Reproduce every record below exactly as written, but leave out any pictures.

[[ Provided information, beginning ]]

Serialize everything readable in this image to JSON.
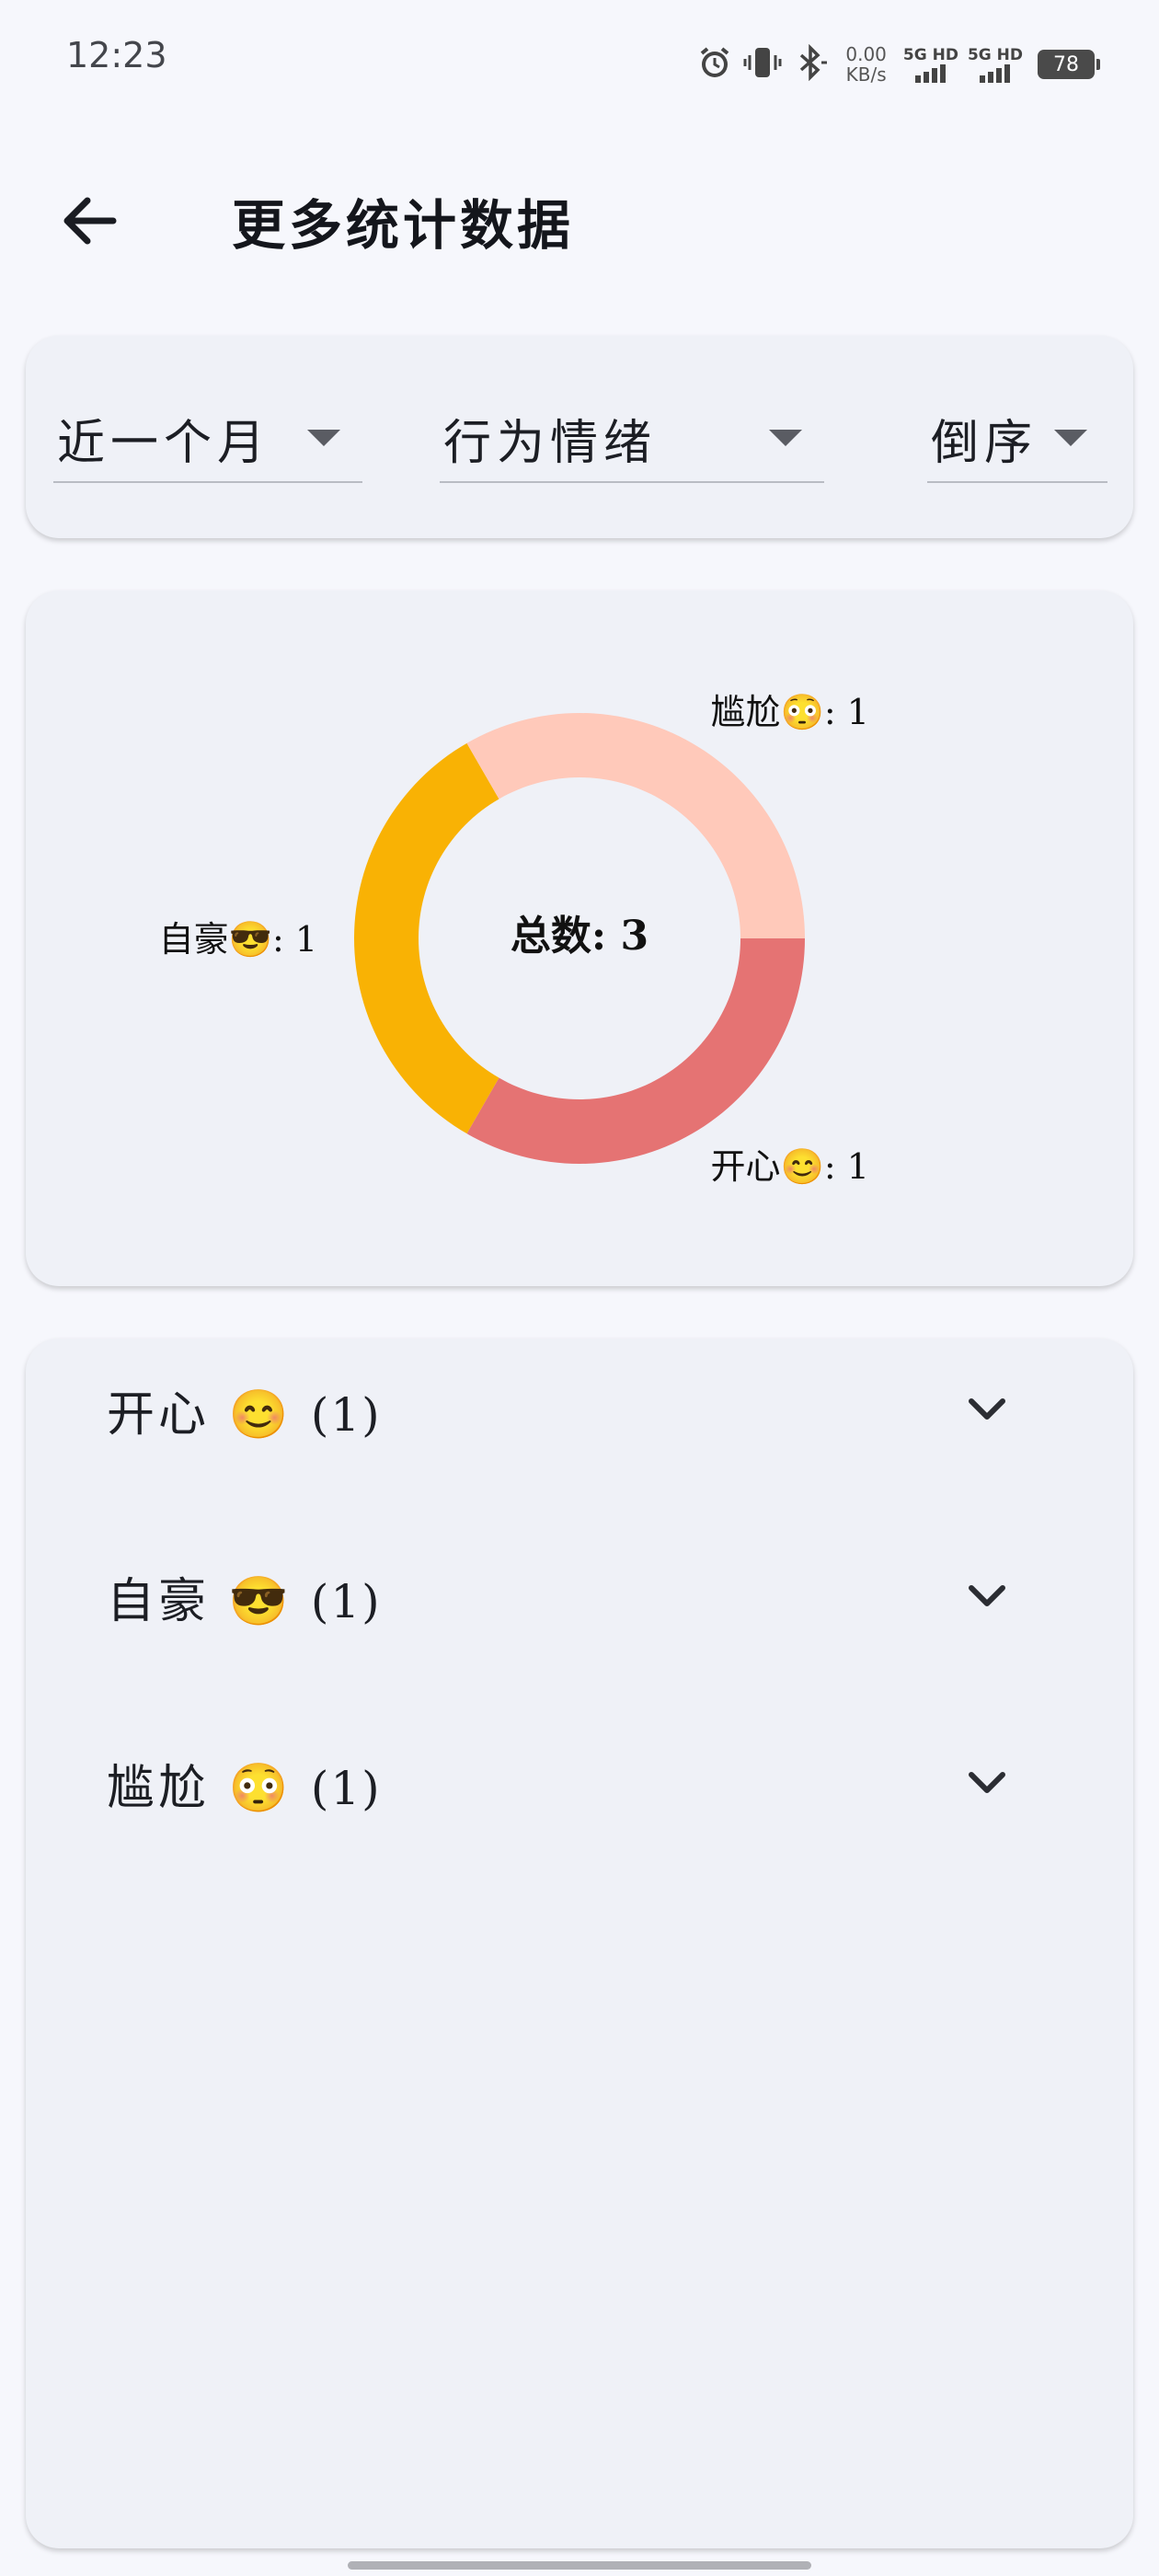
{
  "status_bar": {
    "time": "12:23",
    "net_speed_value": "0.00",
    "net_speed_unit": "KB/s",
    "sim1_label": "5G HD",
    "sim2_label": "5G HD",
    "battery": "78",
    "icons": [
      "alarm-icon",
      "vibrate-icon",
      "bluetooth-icon",
      "signal-icon",
      "battery-icon"
    ]
  },
  "header": {
    "title": "更多统计数据",
    "back_icon": "arrow-left-icon"
  },
  "filters": {
    "range": "近一个月",
    "category": "行为情绪",
    "order": "倒序"
  },
  "chart_data": {
    "type": "pie",
    "style": "donut",
    "center_label": "总数: 3",
    "slices": [
      {
        "name": "开心😊",
        "value": 1,
        "label": "开心😊: 1",
        "color": "#e57373"
      },
      {
        "name": "自豪😎",
        "value": 1,
        "label": "自豪😎: 1",
        "color": "#f9b204"
      },
      {
        "name": "尴尬😳",
        "value": 1,
        "label": "尴尬😳: 1",
        "color": "#ffc9ba"
      }
    ],
    "legend": "none"
  },
  "list": {
    "items": [
      {
        "label": "开心 😊",
        "count": "(1)"
      },
      {
        "label": "自豪 😎",
        "count": "(1)"
      },
      {
        "label": "尴尬 😳",
        "count": "(1)"
      }
    ]
  },
  "colors": {
    "background": "#f6f7fc",
    "card": "#eff1f7",
    "happy": "#e57373",
    "proud": "#f9b204",
    "awkward": "#ffc9ba"
  }
}
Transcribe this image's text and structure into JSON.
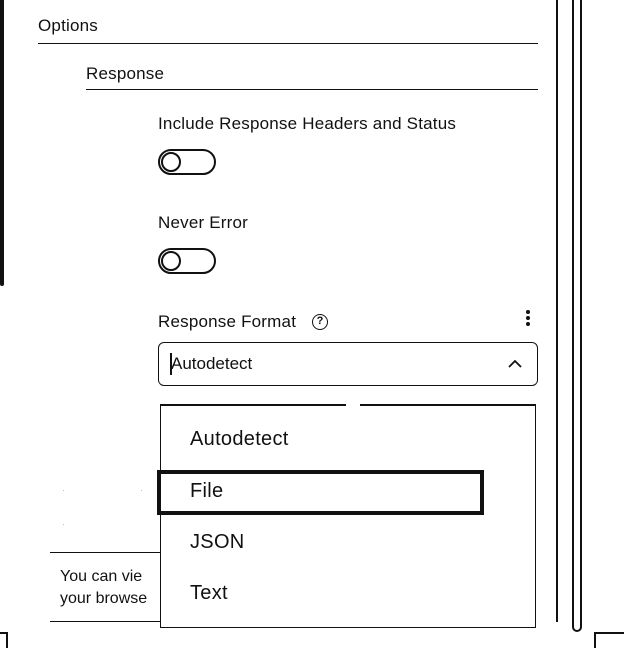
{
  "options": {
    "title": "Options",
    "response": {
      "title": "Response",
      "include_headers": {
        "label": "Include Response Headers and Status",
        "enabled": false
      },
      "never_error": {
        "label": "Never Error",
        "enabled": false
      },
      "response_format": {
        "label": "Response Format",
        "help_icon": "question-circle",
        "menu_icon": "vertical-ellipsis",
        "value": "Autodetect",
        "expand_icon": "chevron-up",
        "options": [
          "Autodetect",
          "File",
          "JSON",
          "Text"
        ],
        "highlighted": "File"
      }
    }
  },
  "background": {
    "note_line1": "You can vie",
    "note_line2": "your browse"
  }
}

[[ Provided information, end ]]

**Response for this exercise:**
Serialize everything readable in this image to JSON.
{
  "status_bar": {
    "time": "12:23",
    "net_speed_value": "0.00",
    "net_speed_unit": "KB/s",
    "sim1_label": "5G HD",
    "sim2_label": "5G HD",
    "battery": "78",
    "icons": [
      "alarm-icon",
      "vibrate-icon",
      "bluetooth-icon",
      "signal-icon",
      "battery-icon"
    ]
  },
  "header": {
    "title": "更多统计数据",
    "back_icon": "arrow-left-icon"
  },
  "filters": {
    "range": "近一个月",
    "category": "行为情绪",
    "order": "倒序"
  },
  "chart_data": {
    "type": "pie",
    "style": "donut",
    "center_label": "总数: 3",
    "slices": [
      {
        "name": "开心😊",
        "value": 1,
        "label": "开心😊: 1",
        "color": "#e57373"
      },
      {
        "name": "自豪😎",
        "value": 1,
        "label": "自豪😎: 1",
        "color": "#f9b204"
      },
      {
        "name": "尴尬😳",
        "value": 1,
        "label": "尴尬😳: 1",
        "color": "#ffc9ba"
      }
    ],
    "legend": "none"
  },
  "list": {
    "items": [
      {
        "label": "开心 😊",
        "count": "(1)"
      },
      {
        "label": "自豪 😎",
        "count": "(1)"
      },
      {
        "label": "尴尬 😳",
        "count": "(1)"
      }
    ]
  },
  "colors": {
    "background": "#f6f7fc",
    "card": "#eff1f7",
    "happy": "#e57373",
    "proud": "#f9b204",
    "awkward": "#ffc9ba"
  }
}
Transcribe this image's text and structure into JSON.
{
  "options": {
    "title": "Options",
    "response": {
      "title": "Response",
      "include_headers": {
        "label": "Include Response Headers and Status",
        "enabled": false
      },
      "never_error": {
        "label": "Never Error",
        "enabled": false
      },
      "response_format": {
        "label": "Response Format",
        "help_icon": "question-circle",
        "menu_icon": "vertical-ellipsis",
        "value": "Autodetect",
        "expand_icon": "chevron-up",
        "options": [
          "Autodetect",
          "File",
          "JSON",
          "Text"
        ],
        "highlighted": "File"
      }
    }
  },
  "background": {
    "note_line1": "You can vie",
    "note_line2": "your browse"
  }
}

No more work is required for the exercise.